The flu virus is brutal this year. One contagious person spreading it to another person who spreads it to another person. Yuck and gross!
Know what else is contagious?
James Fowler of the University of California, San Diego, and medical sociologist Nicholas Christakis of Harvard University designed an experiment where everyone would benefit the most by being selfish.
The people were organized into groups of four. Each person was given 20 “money units” and told to privately decide how many units they’d keep for themselves and how many they’d contribute to the common fund. The units that ended up in the common fund would be multiplied by two-fifths, then divided equally among the group members. If every individual kept all their units, each person would still have only 20 units. But if everyone contributed all of their units, each person would get 32 units. The rational decision here is to maximize your own benefit by keeping most of your units for yourself but benefiting from the generosity of the group.
When all the decisions were made, the entire group was told how much each individual person contributed and the community fund tallied up and disbursed. The participants then moved on to play this same game with an entirely different group of people.
So, it looks like this…. Abe, Betty, Carl, and Donna are in a group. Each of them decides how many units to keep and how many to contribute. At the end of the game, those decisions are announced, and it is revealed that Abe was very generous. He did not play the game rationally. Instead of keeping all the units for himself, he gave most of his units to the group fund. Abe goes on to play this game with 3 new people. Betty goes on to play this game with 3 new people (as do Carl and Donna).
Betty is in a new group with Sally, Tom, and Jerry. Again, each of them decides how many units to keep and how many to contribute.
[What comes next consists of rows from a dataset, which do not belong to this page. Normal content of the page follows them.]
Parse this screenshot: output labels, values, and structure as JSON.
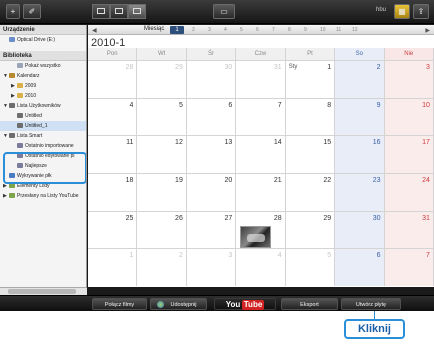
{
  "toolbar": {
    "add_label": "+",
    "tool_label": "✐",
    "tv_label": "hbu",
    "view_modes": [
      "list",
      "grid",
      "calendar"
    ],
    "active_view": "calendar"
  },
  "sidebar": {
    "device_header": "Urządzenie",
    "device_items": [
      {
        "label": "Optical Drive (E:)",
        "icon": "disc-icon"
      }
    ],
    "library_header": "Biblioteka",
    "library_items": [
      {
        "label": "Pokaż wszystko",
        "icon": "image-icon",
        "arrow": "",
        "indent": 1
      },
      {
        "label": "Kalendarz",
        "icon": "calendar-icon",
        "arrow": "▼",
        "indent": 0
      },
      {
        "label": "2009",
        "icon": "folder-icon",
        "arrow": "▶",
        "indent": 1
      },
      {
        "label": "2010",
        "icon": "folder-icon",
        "arrow": "▶",
        "indent": 1
      },
      {
        "label": "Lista Użytkowników",
        "icon": "film-icon",
        "arrow": "▼",
        "indent": 0
      },
      {
        "label": "Untitled",
        "icon": "film-icon",
        "arrow": "",
        "indent": 1
      },
      {
        "label": "Untitled_1",
        "icon": "film-icon",
        "arrow": "",
        "indent": 1,
        "selected": true
      },
      {
        "label": "Lista Smart",
        "icon": "film-icon",
        "arrow": "▼",
        "indent": 0
      },
      {
        "label": "Ostatnio importowane",
        "icon": "person-icon",
        "arrow": "",
        "indent": 1
      },
      {
        "label": "Ostatnio edytowane pl",
        "icon": "person-icon",
        "arrow": "",
        "indent": 1
      },
      {
        "label": "Najlepsze",
        "icon": "person-icon",
        "arrow": "",
        "indent": 1
      },
      {
        "label": "Wykrywanie płk",
        "icon": "tri-icon",
        "arrow": "",
        "indent": 0
      },
      {
        "label": "Elementy Listy",
        "icon": "note-icon",
        "arrow": "▶",
        "indent": 0
      },
      {
        "label": "Przesłany na Listy YouTube",
        "icon": "note-icon",
        "arrow": "▶",
        "indent": 0
      }
    ]
  },
  "calendar": {
    "nav_left": "◀",
    "nav_right": "▶",
    "month_label": "Miesiąc",
    "month_num": "1",
    "month_nums": [
      "2",
      "3",
      "4",
      "5",
      "6",
      "7",
      "8",
      "9",
      "10",
      "11",
      "12"
    ],
    "year_label": "2010-1",
    "weekdays": [
      "Pon",
      "Wt",
      "Śr",
      "Czw",
      "Pt",
      "So",
      "Nie"
    ],
    "weeks": [
      [
        {
          "n": "28",
          "o": true
        },
        {
          "n": "29",
          "o": true
        },
        {
          "n": "30",
          "o": true
        },
        {
          "n": "31",
          "o": true
        },
        {
          "n": "1",
          "m": "Sty"
        },
        {
          "n": "2"
        },
        {
          "n": "3"
        }
      ],
      [
        {
          "n": "4"
        },
        {
          "n": "5"
        },
        {
          "n": "6"
        },
        {
          "n": "7"
        },
        {
          "n": "8"
        },
        {
          "n": "9"
        },
        {
          "n": "10"
        }
      ],
      [
        {
          "n": "11"
        },
        {
          "n": "12"
        },
        {
          "n": "13"
        },
        {
          "n": "14"
        },
        {
          "n": "15"
        },
        {
          "n": "16"
        },
        {
          "n": "17"
        }
      ],
      [
        {
          "n": "18"
        },
        {
          "n": "19"
        },
        {
          "n": "20"
        },
        {
          "n": "21"
        },
        {
          "n": "22"
        },
        {
          "n": "23"
        },
        {
          "n": "24"
        }
      ],
      [
        {
          "n": "25"
        },
        {
          "n": "26"
        },
        {
          "n": "27"
        },
        {
          "n": "28",
          "thumb": true
        },
        {
          "n": "29"
        },
        {
          "n": "30"
        },
        {
          "n": "31"
        }
      ],
      [
        {
          "n": "1",
          "o": true
        },
        {
          "n": "2",
          "o": true
        },
        {
          "n": "3",
          "o": true
        },
        {
          "n": "4",
          "o": true
        },
        {
          "n": "5",
          "o": true
        },
        {
          "n": "6",
          "o": true
        },
        {
          "n": "7",
          "o": true
        }
      ]
    ]
  },
  "bottombar": {
    "film_label": "Połącz filmy",
    "share_label": "Udostępnij",
    "youtube_you": "You",
    "youtube_tube": "Tube",
    "export_label": "Eksport",
    "create_label": "Utwórz płytę"
  },
  "callout": {
    "label": "Kliknij"
  }
}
At the end of the game, those decisions are announced.
Researchers discovered that Betty was influenced by Abe’s generous behavior, and she contributed more units than she did in the prior game. The game ends, and each person goes on to play the game with a new group of people.
Now, here’s where it gets cool. Betty’s team members Sally, Tom, and Jerry go on to contribute more of their credits in their new groups! Abe’s generous act has influenced people he’s never interacted with. His generosity inspired his team members to be more generous in future interactions with others– which inspired those people to be more generous in their interactions with others.
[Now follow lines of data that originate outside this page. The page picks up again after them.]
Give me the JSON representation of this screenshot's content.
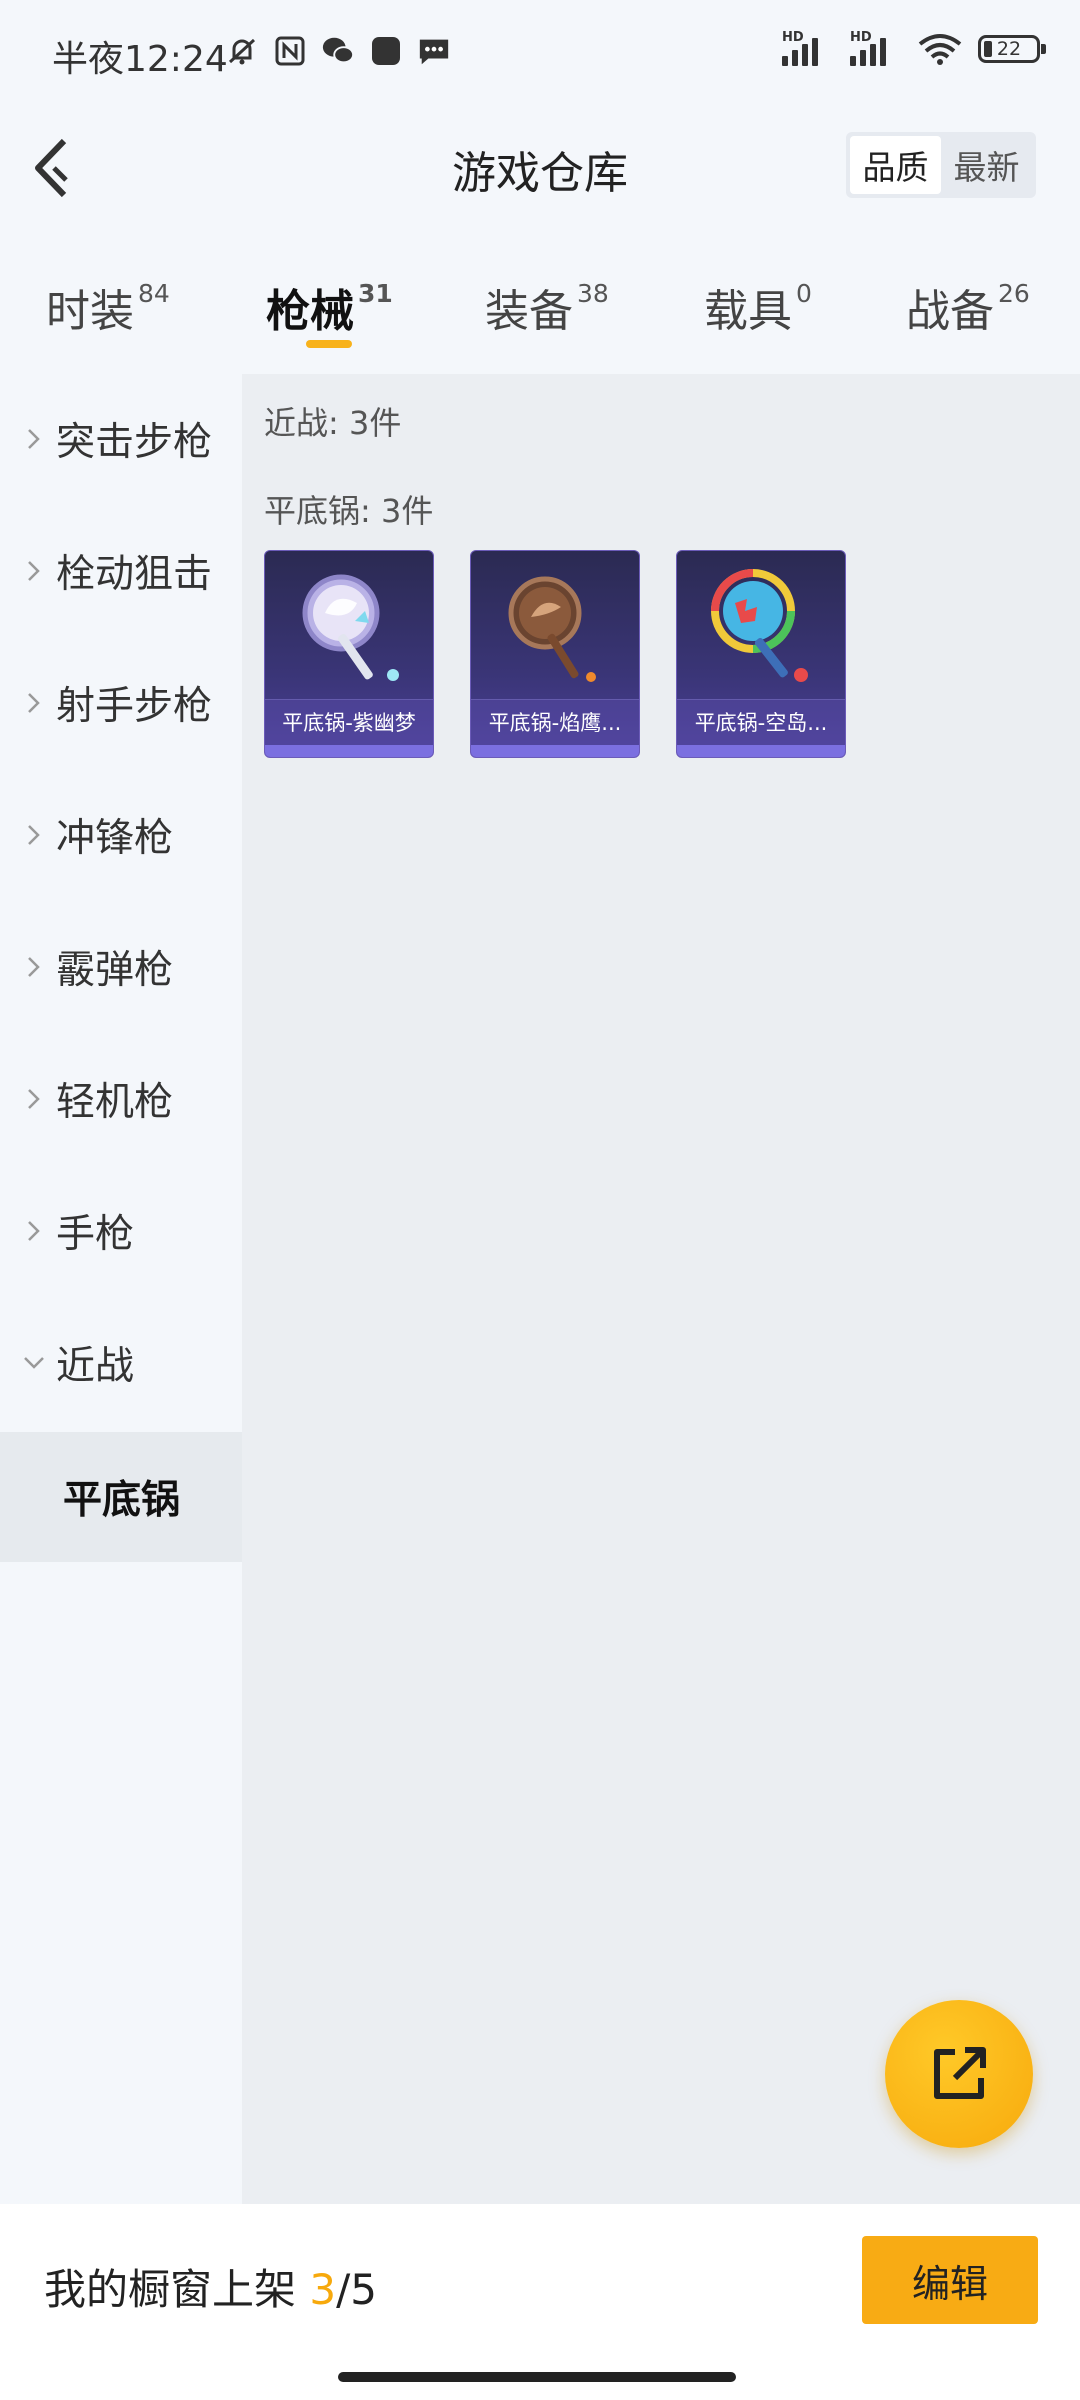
{
  "status_bar": {
    "time": "半夜12:24",
    "battery": "22",
    "signal_label": "HD"
  },
  "header": {
    "title": "游戏仓库",
    "sort_options": [
      "品质",
      "最新"
    ],
    "sort_selected": "品质"
  },
  "tabs": [
    {
      "label": "时装",
      "count": "84"
    },
    {
      "label": "枪械",
      "count": "31",
      "active": true
    },
    {
      "label": "装备",
      "count": "38"
    },
    {
      "label": "载具",
      "count": "0"
    },
    {
      "label": "战备",
      "count": "26"
    }
  ],
  "sidebar": {
    "items": [
      {
        "label": "突击步枪",
        "expanded": false
      },
      {
        "label": "栓动狙击",
        "expanded": false
      },
      {
        "label": "射手步枪",
        "expanded": false
      },
      {
        "label": "冲锋枪",
        "expanded": false
      },
      {
        "label": "霰弹枪",
        "expanded": false
      },
      {
        "label": "轻机枪",
        "expanded": false
      },
      {
        "label": "手枪",
        "expanded": false
      },
      {
        "label": "近战",
        "expanded": true
      }
    ],
    "selected_sub": "平底锅"
  },
  "content": {
    "category_count_label": "近战: 3件",
    "subcategory_count_label": "平底锅: 3件",
    "items": [
      {
        "name": "平底锅-紫幽梦",
        "icon": "pan-purple-dream"
      },
      {
        "name": "平底锅-焰鹰...",
        "icon": "pan-flame-eagle"
      },
      {
        "name": "平底锅-空岛...",
        "icon": "pan-sky-island"
      }
    ]
  },
  "bottom_bar": {
    "label": "我的橱窗上架",
    "current": "3",
    "total": "/5",
    "edit_label": "编辑"
  },
  "colors": {
    "accent": "#f8ab14",
    "card_bg": "#3a3577",
    "page_bg": "#f4f7fb",
    "content_bg": "#ebeef2"
  }
}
The researchers conclude, “each person in a network can influence dozens or even hundreds of people, some of whom he or she does not know and has not met.”
Well, that’s a hell of a lot better than passing around the flu bug. Give, because giving is contagious. Your behavior inspires others. Make it worth catching.